History is about putting things into perspective and honoring who we are, warts and beauty and all.  Apologizing robs of us that perspective, which we need as human beings.


Arlington County Fair

Today, I checked out the Arlington County Fair, and there was some interesting sightings along the way …

A cardboard poster of a blond guy advertising yard sale

The yard sale folks put this out to catch the eye of all the people walking to the fair.  Yard sale wasn’t much by the time I got there, but the sign was eye catching.  I wasn’t the only one taking a picture.

Blue and green dragon carnival ride

There be dragons, and they are my favorite color.

A pink pig with wings on the roof of a building

When pigs fly …


A person in a pig costume in a golf cart

Or when pigs drive …

Spiderman stands next to Camaro decked out in spiders

Spiderman’s got a hot Camaro.

The shiny chrome engine interior of the Spiderman car, decorated with black widows

Checking out the inside of the Camaro.  Awesome.

Medium shot of Linda Adams

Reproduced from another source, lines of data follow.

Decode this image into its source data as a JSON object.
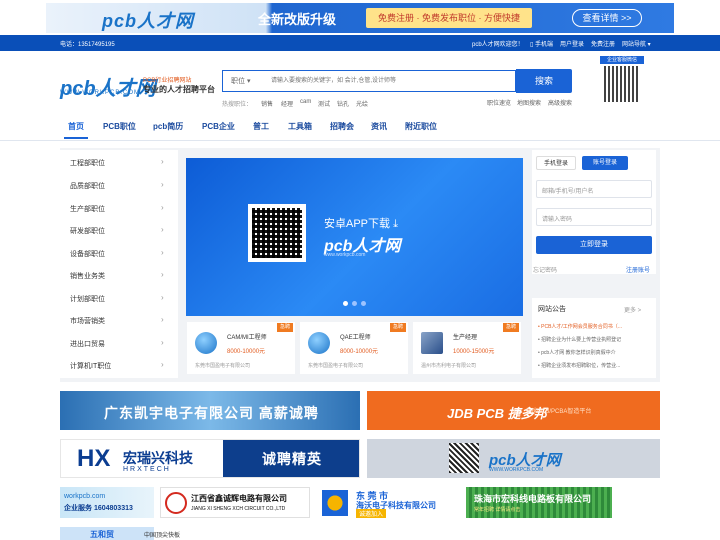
{
  "top_banner": {
    "logo": "pcb人才网",
    "slogan": "全新改版升级",
    "tagline": "免费注册 · 免费发布职位 · 方便快捷",
    "button": "查看详情 >>"
  },
  "top_bar": {
    "phone": "电话：13517495195",
    "welcome": "pcb人才网欢迎您！",
    "links": [
      "手机端",
      "用户登录",
      "免费注册",
      "网站导航"
    ]
  },
  "header": {
    "logo": "pcb人才网",
    "logo_url": "WWW.WORKPCB.COM",
    "logo_tag1": "PCB行业招聘网站",
    "logo_tag2": "专业的人才招聘平台",
    "search_category": "职位",
    "search_placeholder": "请输入要搜索的关键字，如 会计,仓管,设计师等",
    "search_button": "搜索",
    "hot_label": "热搜职位：",
    "hot_words": [
      "销售",
      "经理",
      "cam",
      "测试",
      "钻孔",
      "光绘"
    ],
    "adv_links": [
      "职位速览",
      "地图搜索",
      "高级搜索"
    ],
    "qr_title": "企业客服微信"
  },
  "nav": [
    "首页",
    "PCB职位",
    "pcb简历",
    "PCB企业",
    "普工",
    "工具箱",
    "招聘会",
    "资讯",
    "附近职位"
  ],
  "sidebar": [
    "工程部职位",
    "品质部职位",
    "生产部职位",
    "研发部职位",
    "设备部职位",
    "销售业务类",
    "计划部职位",
    "市场营销类",
    "进出口贸易",
    "计算机IT职位"
  ],
  "carousel": {
    "text": "安卓APP下载",
    "logo": "pcb人才网",
    "url": "www.workpcb.com"
  },
  "jobs": [
    {
      "title": "CAM/MI工程师",
      "salary": "8000-10000元",
      "company": "东莞市国盈电子有限公司",
      "badge": "急聘"
    },
    {
      "title": "QAE工程师",
      "salary": "8000-10000元",
      "company": "东莞市国盈电子有限公司",
      "badge": "急聘"
    },
    {
      "title": "生产经理",
      "salary": "10000-15000元",
      "company": "温州市杰利电子有限公司",
      "badge": "急聘"
    }
  ],
  "login": {
    "tab_phone": "手机登录",
    "tab_account": "账号登录",
    "username_placeholder": "邮箱/手机号/用户名",
    "password_placeholder": "请输入密码",
    "button": "立即登录",
    "forgot": "忘记密码",
    "register": "注册账号"
  },
  "notice": {
    "title": "网站公告",
    "more": "更多 >",
    "items": [
      "PCB人才/工作网会员服务合同书（...",
      "招聘企业为什么要上传营业执照登记",
      "pcb人才网 教你怎样识别真假中介",
      "招聘企业须发布招聘职位，传营业..."
    ]
  },
  "ads": {
    "ad1": "广东凯宇电子有限公司 高薪诚聘",
    "ad2_t1": "JDB PCB 捷多邦",
    "ad2_t2": "全球PCB/PCBA智造平台",
    "ad3_logo": "HX",
    "ad3_t1": "宏瑞兴科技",
    "ad3_t2": "HRXTECH",
    "ad3_r": "诚聘精英",
    "ad4_t1": "pcb人才网",
    "ad4_t2": "WWW.WORKPCB.COM",
    "ad5_t1": "workpcb.com",
    "ad5_t2": "企业服务 1604803313",
    "ad6_t1": "江西省鑫诚辉电路有限公司",
    "ad6_t2": "JIANG XI SHENG XCH CIRCUIT CO.,LTD",
    "ad7_t1": "东 莞 市",
    "ad7_t2": "海沃电子科技有限公司",
    "ad7_t3": "诚邀加入",
    "ad8_t1": "珠海市宏科线电路板有限公司",
    "ad8_t2": "常年招聘 详情请点击",
    "ad9": "五和贸",
    "ad10": "中国顶尖快板"
  }
}
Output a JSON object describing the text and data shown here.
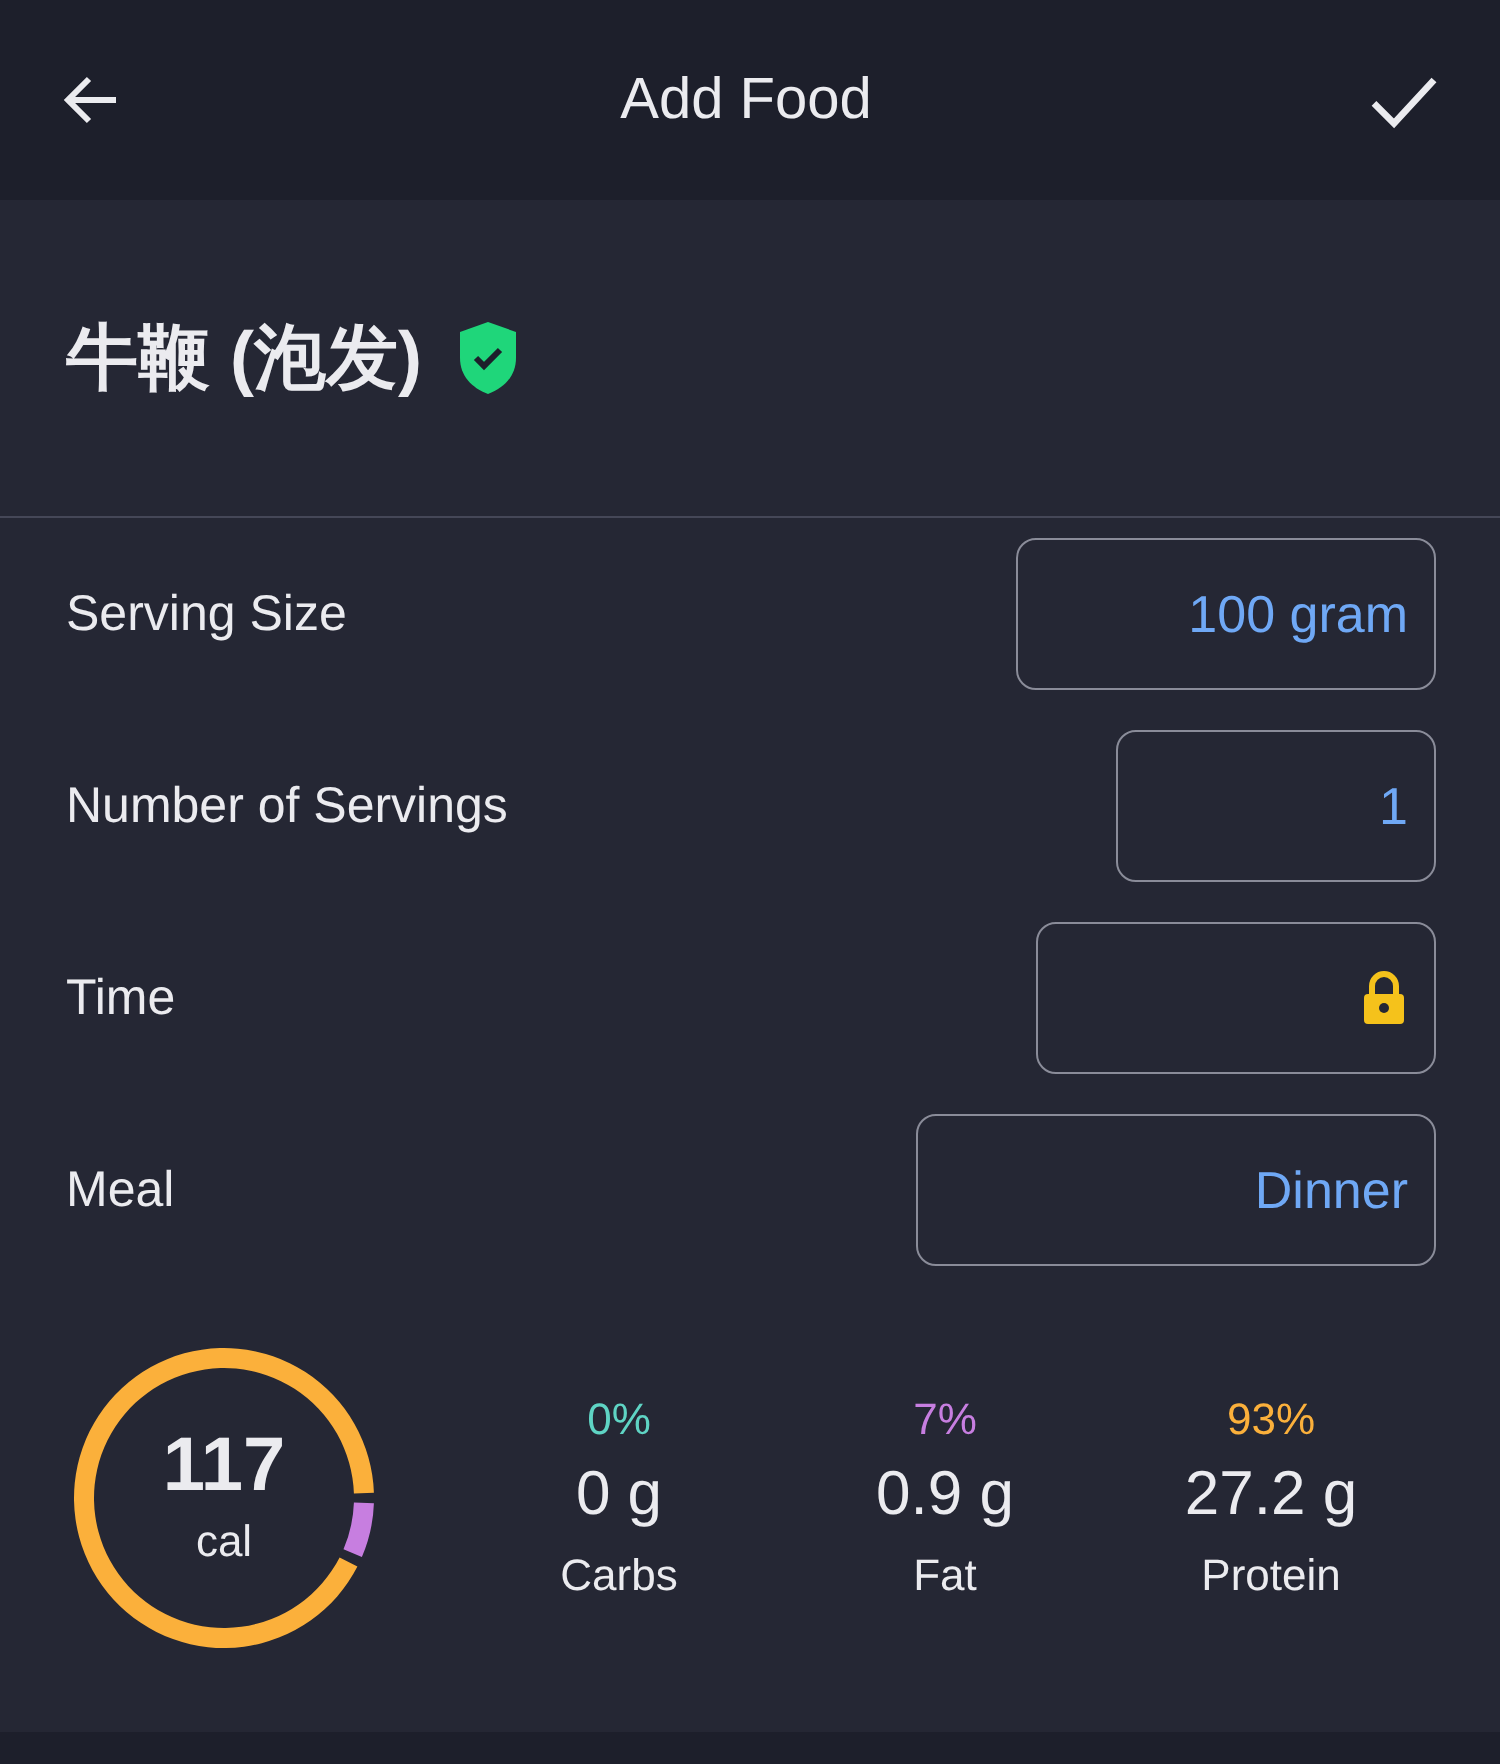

And a shot of me on the way back.  It was a hot day out!


Gratuitous Volcano Pictures

Volcanoes are one of those cool things that make for a great action story (real life, not so much).  There’s nothing like a character trying to escape as the volcano is rumbling and shaking and vents are opening up.

These are some awesome photos of the Kilauea Volcano spilling lava into the sea. 

Take a peak inside my family’s historical house

My family’s historical house, the Havilah Babcock house, has a website.  The house was built by my great-great grandfather (the aforementioned Havilah), who was one of the co-founders of the Kimberly-Clark Corporation.

Havilah designed everything in the house, picking the furnishings, the wallpaper—and after he died, the family left it all the way it was.  So you can take a peak inside at what Havilah designed.

There be baby sea lions at the Smithsonian

When I went back to Morro Bay, CA a few years back, the sea lions were having a pretty racauous party out on the harbor platform.  They are such fun to watch.

Now the Smithsonian’s National Zoo is celebrating the birth of a new sea lion.  Some way cool pictures here to google at.  Clearly a trip to the zoo is in order.

Otters for your viewing pleasure

Just passing along some photos of otters for Friday, Courtesy of Mike Schulenberg